**TASK DIRECTIONS**. Every record here must be set down once more, precisely as it reads.

**PROVIDED DATA**.

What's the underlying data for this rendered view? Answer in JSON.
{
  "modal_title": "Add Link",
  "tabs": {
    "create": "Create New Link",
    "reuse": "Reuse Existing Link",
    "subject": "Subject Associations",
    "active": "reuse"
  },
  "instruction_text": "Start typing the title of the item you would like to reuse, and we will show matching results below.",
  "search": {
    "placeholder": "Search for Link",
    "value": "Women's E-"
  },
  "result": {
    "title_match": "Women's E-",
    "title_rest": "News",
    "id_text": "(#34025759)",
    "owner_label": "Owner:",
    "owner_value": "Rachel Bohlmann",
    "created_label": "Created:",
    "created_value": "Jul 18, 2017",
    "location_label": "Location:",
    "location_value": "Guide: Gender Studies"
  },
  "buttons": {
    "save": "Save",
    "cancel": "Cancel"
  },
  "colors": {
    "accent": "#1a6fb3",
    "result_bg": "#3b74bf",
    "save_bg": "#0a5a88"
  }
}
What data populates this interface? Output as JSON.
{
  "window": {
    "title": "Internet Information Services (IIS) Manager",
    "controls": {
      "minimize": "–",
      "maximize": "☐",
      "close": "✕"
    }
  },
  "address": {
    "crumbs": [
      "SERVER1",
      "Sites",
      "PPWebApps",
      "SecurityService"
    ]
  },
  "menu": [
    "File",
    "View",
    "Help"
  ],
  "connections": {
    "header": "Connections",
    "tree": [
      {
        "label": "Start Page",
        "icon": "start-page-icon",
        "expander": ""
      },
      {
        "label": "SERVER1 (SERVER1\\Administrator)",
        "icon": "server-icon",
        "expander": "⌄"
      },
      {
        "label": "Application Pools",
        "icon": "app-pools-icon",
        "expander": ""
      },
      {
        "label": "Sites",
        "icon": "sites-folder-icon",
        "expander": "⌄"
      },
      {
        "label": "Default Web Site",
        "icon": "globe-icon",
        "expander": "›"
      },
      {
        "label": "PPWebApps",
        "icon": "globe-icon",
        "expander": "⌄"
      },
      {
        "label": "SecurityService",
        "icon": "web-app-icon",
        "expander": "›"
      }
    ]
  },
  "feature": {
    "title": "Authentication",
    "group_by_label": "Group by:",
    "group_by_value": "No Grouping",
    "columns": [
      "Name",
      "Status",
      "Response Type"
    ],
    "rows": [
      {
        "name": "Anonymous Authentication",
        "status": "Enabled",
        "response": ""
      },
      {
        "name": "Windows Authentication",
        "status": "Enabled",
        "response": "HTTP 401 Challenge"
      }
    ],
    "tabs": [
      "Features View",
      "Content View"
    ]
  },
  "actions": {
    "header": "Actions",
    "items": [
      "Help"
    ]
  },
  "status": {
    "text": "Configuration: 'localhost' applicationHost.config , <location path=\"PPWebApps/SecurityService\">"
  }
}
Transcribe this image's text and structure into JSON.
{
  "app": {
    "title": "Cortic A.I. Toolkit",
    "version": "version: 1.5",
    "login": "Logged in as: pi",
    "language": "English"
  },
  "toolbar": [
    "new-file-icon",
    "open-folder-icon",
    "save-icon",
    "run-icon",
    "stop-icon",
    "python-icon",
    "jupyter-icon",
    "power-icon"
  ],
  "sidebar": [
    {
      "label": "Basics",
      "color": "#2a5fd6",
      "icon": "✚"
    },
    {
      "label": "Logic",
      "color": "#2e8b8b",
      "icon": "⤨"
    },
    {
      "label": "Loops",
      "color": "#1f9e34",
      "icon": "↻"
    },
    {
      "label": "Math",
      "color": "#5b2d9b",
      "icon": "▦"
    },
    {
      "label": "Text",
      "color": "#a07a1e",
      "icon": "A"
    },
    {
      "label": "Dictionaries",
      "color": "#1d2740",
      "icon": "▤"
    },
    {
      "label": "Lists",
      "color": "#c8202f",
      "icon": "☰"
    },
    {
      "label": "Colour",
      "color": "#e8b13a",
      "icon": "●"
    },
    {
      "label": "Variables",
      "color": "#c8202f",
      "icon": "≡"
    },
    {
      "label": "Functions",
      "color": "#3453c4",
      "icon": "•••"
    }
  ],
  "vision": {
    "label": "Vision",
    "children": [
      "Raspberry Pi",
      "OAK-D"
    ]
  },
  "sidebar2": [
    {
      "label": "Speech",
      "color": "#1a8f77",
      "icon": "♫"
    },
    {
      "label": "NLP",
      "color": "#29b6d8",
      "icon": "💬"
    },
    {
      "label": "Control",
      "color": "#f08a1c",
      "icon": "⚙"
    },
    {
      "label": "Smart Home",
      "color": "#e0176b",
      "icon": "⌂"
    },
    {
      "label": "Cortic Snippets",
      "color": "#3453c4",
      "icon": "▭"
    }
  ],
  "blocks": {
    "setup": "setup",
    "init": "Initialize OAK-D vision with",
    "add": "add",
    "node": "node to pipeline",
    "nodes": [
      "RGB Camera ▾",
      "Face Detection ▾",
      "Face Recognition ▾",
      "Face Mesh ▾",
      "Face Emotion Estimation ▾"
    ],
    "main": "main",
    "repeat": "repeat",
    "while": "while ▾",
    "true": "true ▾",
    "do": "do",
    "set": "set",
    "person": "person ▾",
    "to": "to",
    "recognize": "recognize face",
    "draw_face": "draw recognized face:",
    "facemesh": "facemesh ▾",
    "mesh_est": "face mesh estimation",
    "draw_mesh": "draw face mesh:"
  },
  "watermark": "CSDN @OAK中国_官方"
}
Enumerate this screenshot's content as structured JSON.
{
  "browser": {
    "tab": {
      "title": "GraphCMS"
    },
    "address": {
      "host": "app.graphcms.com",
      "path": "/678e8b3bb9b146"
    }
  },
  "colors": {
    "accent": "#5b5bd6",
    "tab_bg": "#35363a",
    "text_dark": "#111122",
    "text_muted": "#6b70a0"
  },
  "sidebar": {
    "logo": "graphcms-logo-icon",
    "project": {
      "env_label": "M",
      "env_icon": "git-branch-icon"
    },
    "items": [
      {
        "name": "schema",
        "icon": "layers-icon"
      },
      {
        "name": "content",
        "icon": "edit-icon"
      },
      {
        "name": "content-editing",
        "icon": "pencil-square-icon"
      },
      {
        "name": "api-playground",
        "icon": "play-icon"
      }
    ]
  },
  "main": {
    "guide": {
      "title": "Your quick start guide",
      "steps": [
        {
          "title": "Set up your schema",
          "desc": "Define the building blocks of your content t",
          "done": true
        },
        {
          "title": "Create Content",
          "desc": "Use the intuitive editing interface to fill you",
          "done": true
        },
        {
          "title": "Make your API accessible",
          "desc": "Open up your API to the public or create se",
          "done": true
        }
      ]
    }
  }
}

**SOLUTION**.
What's the underlying data for this rendered view? Answer in JSON.
{
  "modal_title": "Add Link",
  "tabs": {
    "create": "Create New Link",
    "reuse": "Reuse Existing Link",
    "subject": "Subject Associations",
    "active": "reuse"
  },
  "instruction_text": "Start typing the title of the item you would like to reuse, and we will show matching results below.",
  "search": {
    "placeholder": "Search for Link",
    "value": "Women's E-"
  },
  "result": {
    "title_match": "Women's E-",
    "title_rest": "News",
    "id_text": "(#34025759)",
    "owner_label": "Owner:",
    "owner_value": "Rachel Bohlmann",
    "created_label": "Created:",
    "created_value": "Jul 18, 2017",
    "location_label": "Location:",
    "location_value": "Guide: Gender Studies"
  },
  "buttons": {
    "save": "Save",
    "cancel": "Cancel"
  },
  "colors": {
    "accent": "#1a6fb3",
    "result_bg": "#3b74bf",
    "save_bg": "#0a5a88"
  }
}
What data populates this interface? Output as JSON.
{
  "window": {
    "title": "Internet Information Services (IIS) Manager",
    "controls": {
      "minimize": "–",
      "maximize": "☐",
      "close": "✕"
    }
  },
  "address": {
    "crumbs": [
      "SERVER1",
      "Sites",
      "PPWebApps",
      "SecurityService"
    ]
  },
  "menu": [
    "File",
    "View",
    "Help"
  ],
  "connections": {
    "header": "Connections",
    "tree": [
      {
        "label": "Start Page",
        "icon": "start-page-icon",
        "expander": ""
      },
      {
        "label": "SERVER1 (SERVER1\\Administrator)",
        "icon": "server-icon",
        "expander": "⌄"
      },
      {
        "label": "Application Pools",
        "icon": "app-pools-icon",
        "expander": ""
      },
      {
        "label": "Sites",
        "icon": "sites-folder-icon",
        "expander": "⌄"
      },
      {
        "label": "Default Web Site",
        "icon": "globe-icon",
        "expander": "›"
      },
      {
        "label": "PPWebApps",
        "icon": "globe-icon",
        "expander": "⌄"
      },
      {
        "label": "SecurityService",
        "icon": "web-app-icon",
        "expander": "›"
      }
    ]
  },
  "feature": {
    "title": "Authentication",
    "group_by_label": "Group by:",
    "group_by_value": "No Grouping",
    "columns": [
      "Name",
      "Status",
      "Response Type"
    ],
    "rows": [
      {
        "name": "Anonymous Authentication",
        "status": "Enabled",
        "response": ""
      },
      {
        "name": "Windows Authentication",
        "status": "Enabled",
        "response": "HTTP 401 Challenge"
      }
    ],
    "tabs": [
      "Features View",
      "Content View"
    ]
  },
  "actions": {
    "header": "Actions",
    "items": [
      "Help"
    ]
  },
  "status": {
    "text": "Configuration: 'localhost' applicationHost.config , <location path=\"PPWebApps/SecurityService\">"
  }
}
Transcribe this image's text and structure into JSON.
{
  "app": {
    "title": "Cortic A.I. Toolkit",
    "version": "version: 1.5",
    "login": "Logged in as: pi",
    "language": "English"
  },
  "toolbar": [
    "new-file-icon",
    "open-folder-icon",
    "save-icon",
    "run-icon",
    "stop-icon",
    "python-icon",
    "jupyter-icon",
    "power-icon"
  ],
  "sidebar": [
    {
      "label": "Basics",
      "color": "#2a5fd6",
      "icon": "✚"
    },
    {
      "label": "Logic",
      "color": "#2e8b8b",
      "icon": "⤨"
    },
    {
      "label": "Loops",
      "color": "#1f9e34",
      "icon": "↻"
    },
    {
      "label": "Math",
      "color": "#5b2d9b",
      "icon": "▦"
    },
    {
      "label": "Text",
      "color": "#a07a1e",
      "icon": "A"
    },
    {
      "label": "Dictionaries",
      "color": "#1d2740",
      "icon": "▤"
    },
    {
      "label": "Lists",
      "color": "#c8202f",
      "icon": "☰"
    },
    {
      "label": "Colour",
      "color": "#e8b13a",
      "icon": "●"
    },
    {
      "label": "Variables",
      "color": "#c8202f",
      "icon": "≡"
    },
    {
      "label": "Functions",
      "color": "#3453c4",
      "icon": "•••"
    }
  ],
  "vision": {
    "label": "Vision",
    "children": [
      "Raspberry Pi",
      "OAK-D"
    ]
  },
  "sidebar2": [
    {
      "label": "Speech",
      "color": "#1a8f77",
      "icon": "♫"
    },
    {
      "label": "NLP",
      "color": "#29b6d8",
      "icon": "💬"
    },
    {
      "label": "Control",
      "color": "#f08a1c",
      "icon": "⚙"
    },
    {
      "label": "Smart Home",
      "color": "#e0176b",
      "icon": "⌂"
    },
    {
      "label": "Cortic Snippets",
      "color": "#3453c4",
      "icon": "▭"
    }
  ],
  "blocks": {
    "setup": "setup",
    "init": "Initialize OAK-D vision with",
    "add": "add",
    "node": "node to pipeline",
    "nodes": [
      "RGB Camera ▾",
      "Face Detection ▾",
      "Face Recognition ▾",
      "Face Mesh ▾",
      "Face Emotion Estimation ▾"
    ],
    "main": "main",
    "repeat": "repeat",
    "while": "while ▾",
    "true": "true ▾",
    "do": "do",
    "set": "set",
    "person": "person ▾",
    "to": "to",
    "recognize": "recognize face",
    "draw_face": "draw recognized face:",
    "facemesh": "facemesh ▾",
    "mesh_est": "face mesh estimation",
    "draw_mesh": "draw face mesh:"
  },
  "watermark": "CSDN @OAK中国_官方"
}
Enumerate this screenshot's content as structured JSON.
{
  "browser": {
    "tab": {
      "title": "GraphCMS"
    },
    "address": {
      "host": "app.graphcms.com",
      "path": "/678e8b3bb9b146"
    }
  },
  "colors": {
    "accent": "#5b5bd6",
    "tab_bg": "#35363a",
    "text_dark": "#111122",
    "text_muted": "#6b70a0"
  },
  "sidebar": {
    "logo": "graphcms-logo-icon",
    "project": {
      "env_label": "M",
      "env_icon": "git-branch-icon"
    },
    "items": [
      {
        "name": "schema",
        "icon": "layers-icon"
      },
      {
        "name": "content",
        "icon": "edit-icon"
      },
      {
        "name": "content-editing",
        "icon": "pencil-square-icon"
      },
      {
        "name": "api-playground",
        "icon": "play-icon"
      }
    ]
  },
  "main": {
    "guide": {
      "title": "Your quick start guide",
      "steps": [
        {
          "title": "Set up your schema",
          "desc": "Define the building blocks of your content t",
          "done": true
        },
        {
          "title": "Create Content",
          "desc": "Use the intuitive editing interface to fill you",
          "done": true
        },
        {
          "title": "Make your API accessible",
          "desc": "Open up your API to the public or create se",
          "done": true
        }
      ]
    }
  }
}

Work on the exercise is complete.